|Location||Nether Stowey, Somerset|
|Website||Coleridge Cottage information at the National Trust|
It was constructed in the 17th century as a building containing a parlour, kitchen and service room on the ground floor and three corresponding bed chambers above. It has been designated by English Heritage as a grade II* listed building.
The poet Samuel Taylor Coleridge lived here for three years from 1797. It was here that he wrote This Lime-Tree Bower My Prison, The Rime of the Ancient Mariner, part of Christabel, and Frost at Midnight. The cottage was refurbished in 1800. Further major work took place in the second half of the 19th century when rooms were added at the back of the building and the roof was raised.
Having served for many years as 'Moore's Coleridge Cottage Inn', the building was acquired for the nation in 1908, and the following year it was handed over to the National Trust.

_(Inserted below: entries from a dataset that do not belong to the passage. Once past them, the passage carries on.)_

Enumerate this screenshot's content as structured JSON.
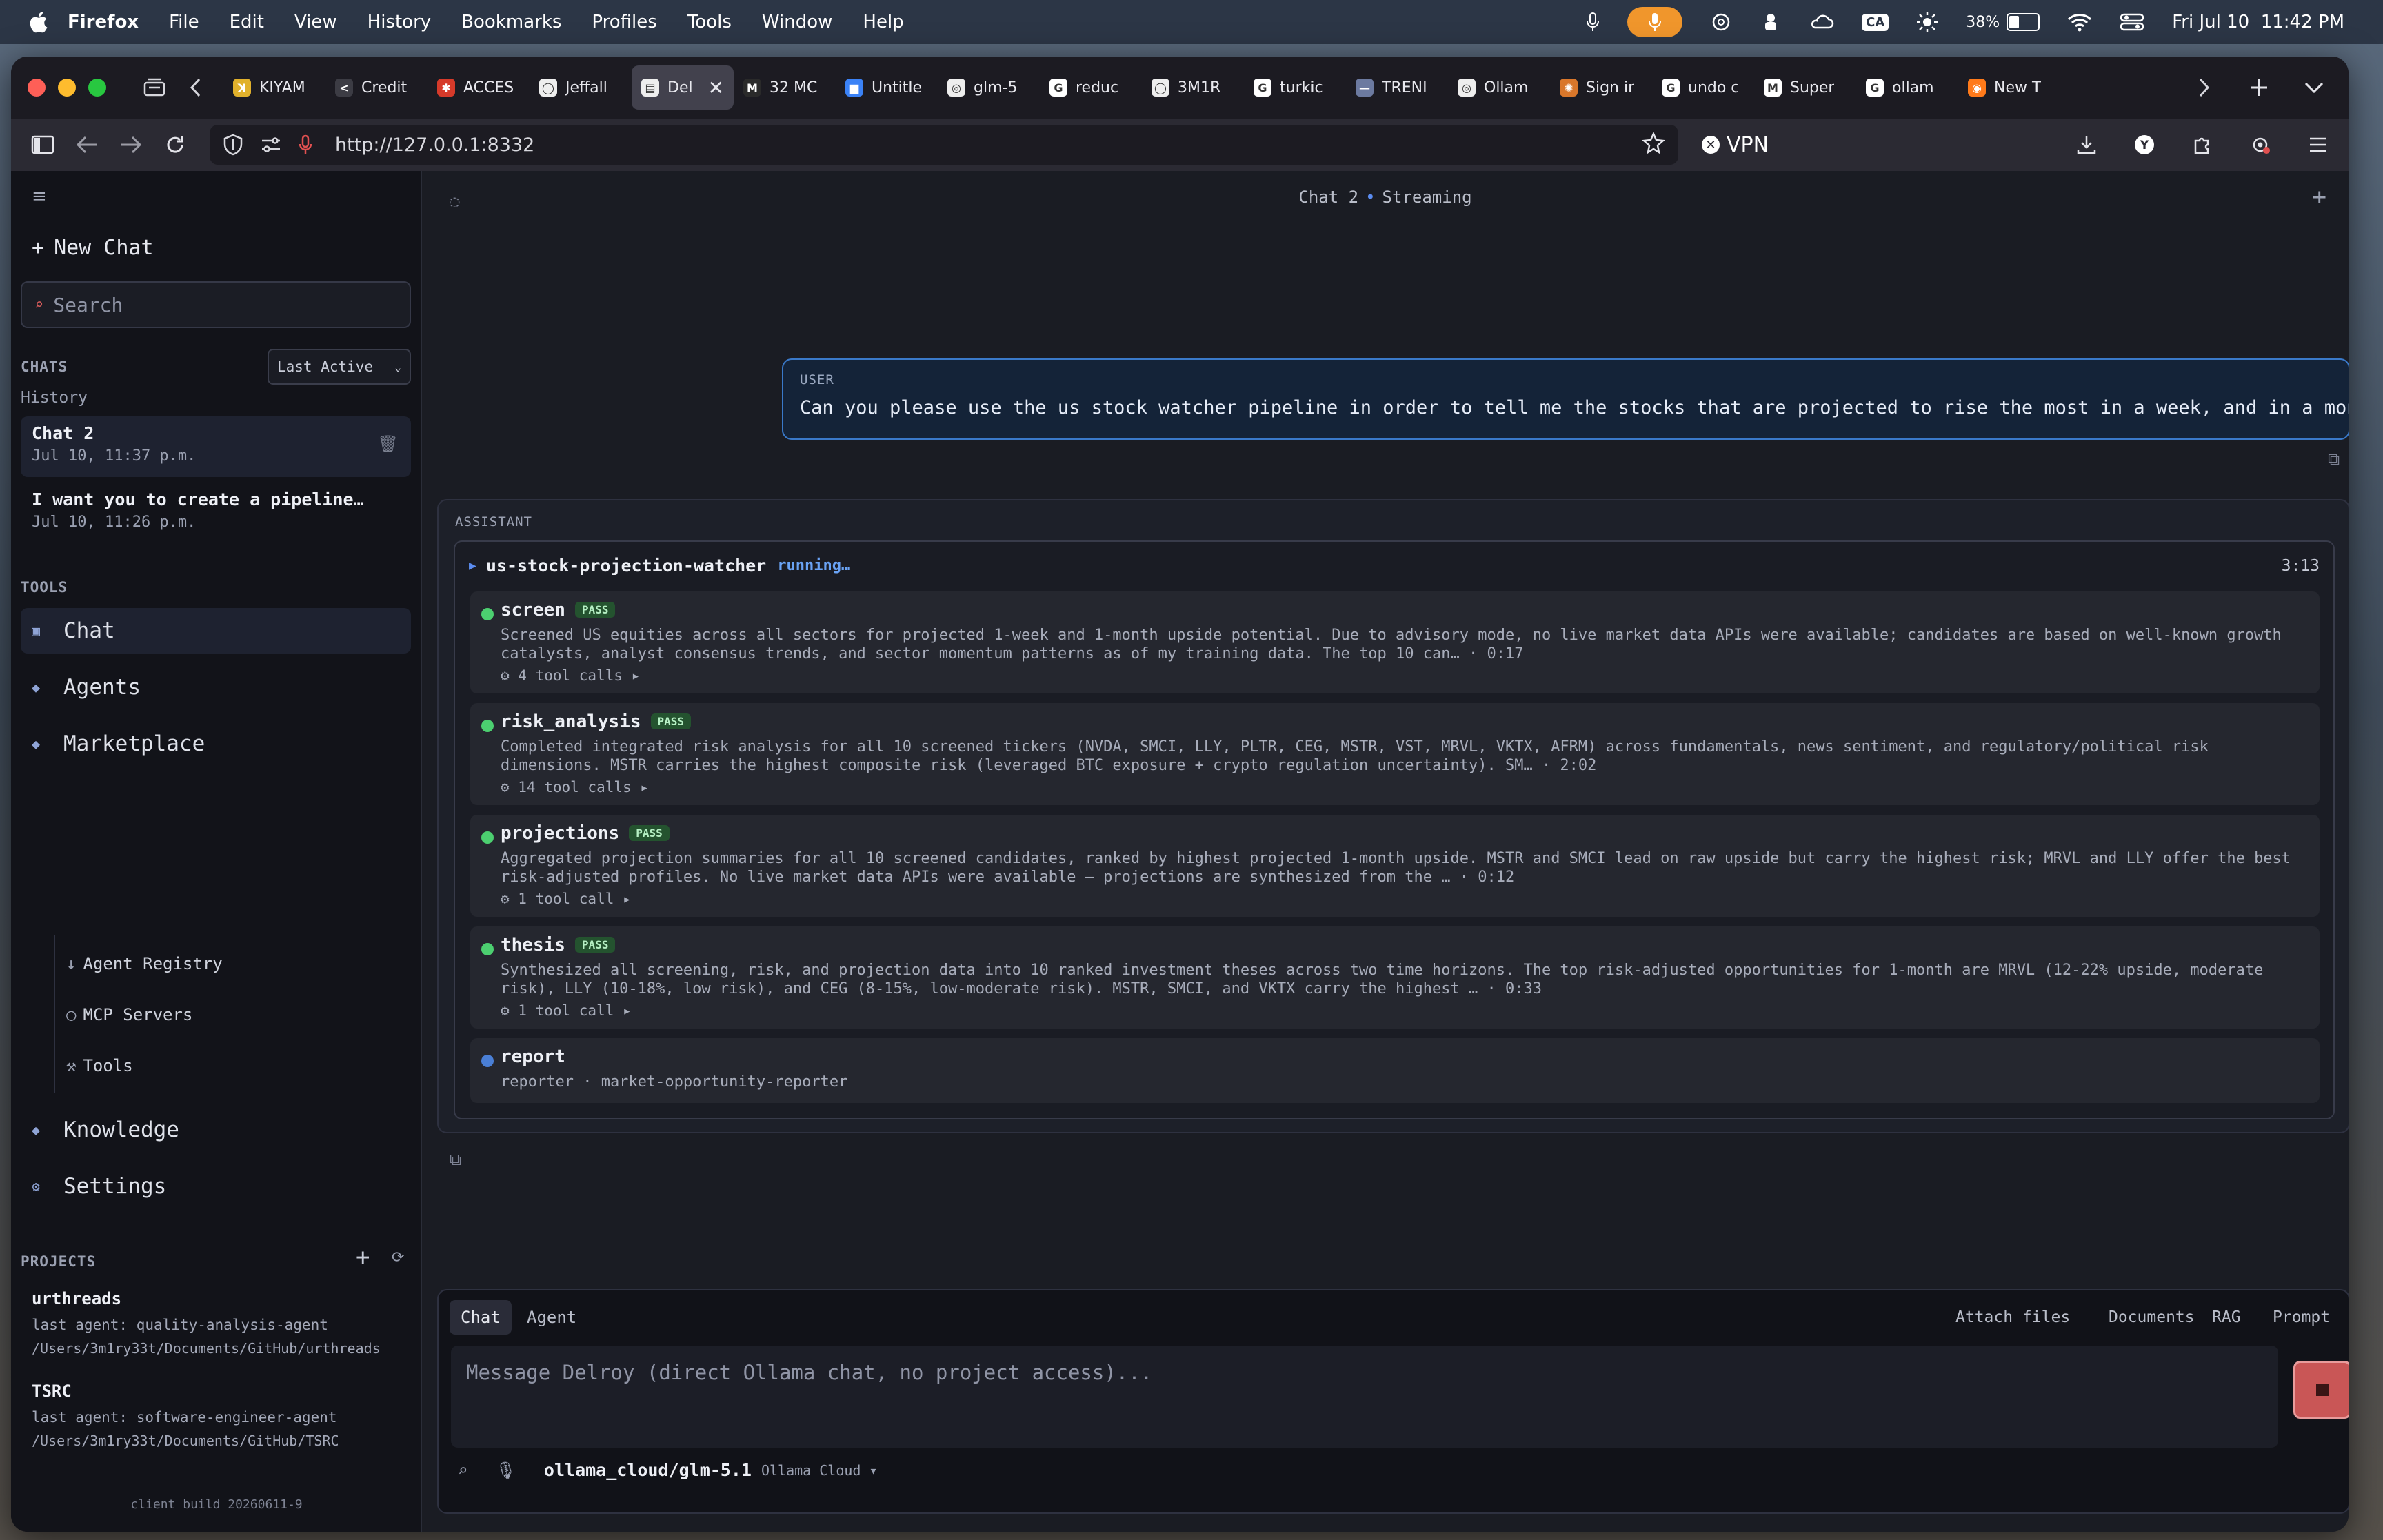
{
  "os_menubar": {
    "app_name": "Firefox",
    "menus": [
      "File",
      "Edit",
      "View",
      "History",
      "Bookmarks",
      "Profiles",
      "Tools",
      "Window",
      "Help"
    ],
    "status_badge": "CA",
    "battery_text": "38%",
    "battery_level": 0.38,
    "datetime": "Fri Jul 10  11:42 PM"
  },
  "browser": {
    "tabs": [
      {
        "label": "KIYAM",
        "fav_color": "#e1b12c",
        "fav_char": "ꓘ",
        "active": false
      },
      {
        "label": "Credit",
        "fav_color": "#3c3c44",
        "fav_char": "<",
        "active": false
      },
      {
        "label": "ACCES",
        "fav_color": "#d63a2a",
        "fav_char": "✱",
        "active": false
      },
      {
        "label": "Jeffall",
        "fav_color": "#eeeeee",
        "fav_char": "◯",
        "active": false
      },
      {
        "label": "Del",
        "fav_color": "#eeeeee",
        "fav_char": "▤",
        "active": true
      },
      {
        "label": "32 MC",
        "fav_color": "#2a2a2a",
        "fav_char": "M",
        "active": false
      },
      {
        "label": "Untitle",
        "fav_color": "#3b82f6",
        "fav_char": "▆",
        "active": false
      },
      {
        "label": "glm-5",
        "fav_color": "#eeeeee",
        "fav_char": "◎",
        "active": false
      },
      {
        "label": "reduc",
        "fav_color": "#ffffff",
        "fav_char": "G",
        "active": false
      },
      {
        "label": "3M1R",
        "fav_color": "#eeeeee",
        "fav_char": "◯",
        "active": false
      },
      {
        "label": "turkic",
        "fav_color": "#ffffff",
        "fav_char": "G",
        "active": false
      },
      {
        "label": "TRENI",
        "fav_color": "#6c7aa0",
        "fav_char": "—",
        "active": false
      },
      {
        "label": "Ollam",
        "fav_color": "#eeeeee",
        "fav_char": "◎",
        "active": false
      },
      {
        "label": "Sign ir",
        "fav_color": "#d9772b",
        "fav_char": "✺",
        "active": false
      },
      {
        "label": "undo c",
        "fav_color": "#ffffff",
        "fav_char": "G",
        "active": false
      },
      {
        "label": "Super",
        "fav_color": "#ffffff",
        "fav_char": "M",
        "active": false
      },
      {
        "label": "ollam",
        "fav_color": "#ffffff",
        "fav_char": "G",
        "active": false
      },
      {
        "label": "New T",
        "fav_color": "#ff7a1a",
        "fav_char": "◉",
        "active": false
      }
    ],
    "url": "http://127.0.0.1:8332",
    "vpn_label": "VPN"
  },
  "sidebar": {
    "new_chat_label": "New Chat",
    "search_placeholder": "Search",
    "chats_heading": "CHATS",
    "sort_value": "Last Active",
    "history_label": "History",
    "chats": [
      {
        "title": "Chat 2",
        "date": "Jul 10, 11:37 p.m.",
        "active": true
      },
      {
        "title": "I want you to create a pipeline…",
        "date": "Jul 10, 11:26 p.m.",
        "active": false
      }
    ],
    "tools_heading": "TOOLS",
    "nav": [
      {
        "label": "Chat",
        "icon": "▣"
      },
      {
        "label": "Agents",
        "icon": "◆"
      },
      {
        "label": "Marketplace",
        "icon": "◆"
      }
    ],
    "marketplace_sub": [
      {
        "label": "Agent Registry",
        "icon": "↓"
      },
      {
        "label": "MCP Servers",
        "icon": "○"
      },
      {
        "label": "Tools",
        "icon": "⚒"
      }
    ],
    "nav2": [
      {
        "label": "Knowledge",
        "icon": "◆"
      },
      {
        "label": "Settings",
        "icon": "⚙"
      }
    ],
    "projects_heading": "PROJECTS",
    "projects": [
      {
        "name": "urthreads",
        "last_agent": "last agent: quality-analysis-agent",
        "path": "/Users/3m1ry33t/Documents/GitHub/urthreads"
      },
      {
        "name": "TSRC",
        "last_agent": "last agent: software-engineer-agent",
        "path": "/Users/3m1ry33t/Documents/GitHub/TSRC"
      }
    ],
    "build": "client build 20260611-9"
  },
  "main": {
    "title_chat": "Chat 2",
    "title_sep": "•",
    "title_status": "Streaming",
    "user_role": "USER",
    "user_message": "Can you please use the us stock watcher pipeline in order to tell me the stocks that are projected to rise the most in a week, and in a month?",
    "assistant_role": "ASSISTANT",
    "pipeline": {
      "name": "us-stock-projection-watcher",
      "status": "running…",
      "elapsed": "3:13",
      "steps": [
        {
          "name": "screen",
          "badge": "PASS",
          "dot_color": "#4ccf70",
          "desc": "Screened US equities across all sectors for projected 1-week and 1-month upside potential. Due to advisory mode, no live market data APIs were available; candidates are based on well-known growth catalysts, analyst consensus trends, and sector momentum patterns as of my training data. The top 10 can… · 0:17",
          "tools": "⚙ 4 tool calls ▸"
        },
        {
          "name": "risk_analysis",
          "badge": "PASS",
          "dot_color": "#4ccf70",
          "desc": "Completed integrated risk analysis for all 10 screened tickers (NVDA, SMCI, LLY, PLTR, CEG, MSTR, VST, MRVL, VKTX, AFRM) across fundamentals, news sentiment, and regulatory/political risk dimensions. MSTR carries the highest composite risk (leveraged BTC exposure + crypto regulation uncertainty). SM… · 2:02",
          "tools": "⚙ 14 tool calls ▸"
        },
        {
          "name": "projections",
          "badge": "PASS",
          "dot_color": "#4ccf70",
          "desc": "Aggregated projection summaries for all 10 screened candidates, ranked by highest projected 1-month upside. MSTR and SMCI lead on raw upside but carry the highest risk; MRVL and LLY offer the best risk-adjusted profiles. No live market data APIs were available — projections are synthesized from the … · 0:12",
          "tools": "⚙ 1 tool call ▸"
        },
        {
          "name": "thesis",
          "badge": "PASS",
          "dot_color": "#4ccf70",
          "desc": "Synthesized all screening, risk, and projection data into 10 ranked investment theses across two time horizons. The top risk-adjusted opportunities for 1-month are MRVL (12-22% upside, moderate risk), LLY (10-18%, low risk), and CEG (8-15%, low-moderate risk). MSTR, SMCI, and VKTX carry the highest … · 0:33",
          "tools": "⚙ 1 tool call ▸"
        },
        {
          "name": "report",
          "badge": "",
          "dot_color": "#4a7fd6",
          "desc": "reporter · market-opportunity-reporter",
          "tools": ""
        }
      ]
    }
  },
  "composer": {
    "tab_chat": "Chat",
    "tab_agent": "Agent",
    "attach_label": "Attach files",
    "documents_label": "Documents",
    "rag_label": "RAG",
    "prompt_label": "Prompt",
    "placeholder": "Message Delroy (direct Ollama chat, no project access)...",
    "model": "ollama_cloud/glm-5.1",
    "provider": "Ollama Cloud ▾"
  }
}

On 23 May 1998, following a £25,000 appeal by the Friends of Coleridge and the National Trust, two further rooms on the first floor were officially opened by Lord Coleridge.
A number of mementos of Coleridge are on display including his inkstand, locks of his hair and correspondence in his handwriting.
- "Coleridge Cottage". Friends of Coleridge. Retrieved 2007-11-16.
- "No 35 (Coleridge's Cottage) and No 37" (http). Images of England. Retrieved 2007-11-16.
- "Walk The Coleridge Way". BBC Somerset. Retrieved 2008-02-12.
- "The Campaign to Acquire Coleridge Cottage". University of Alberta. Retrieved 2007-11-16.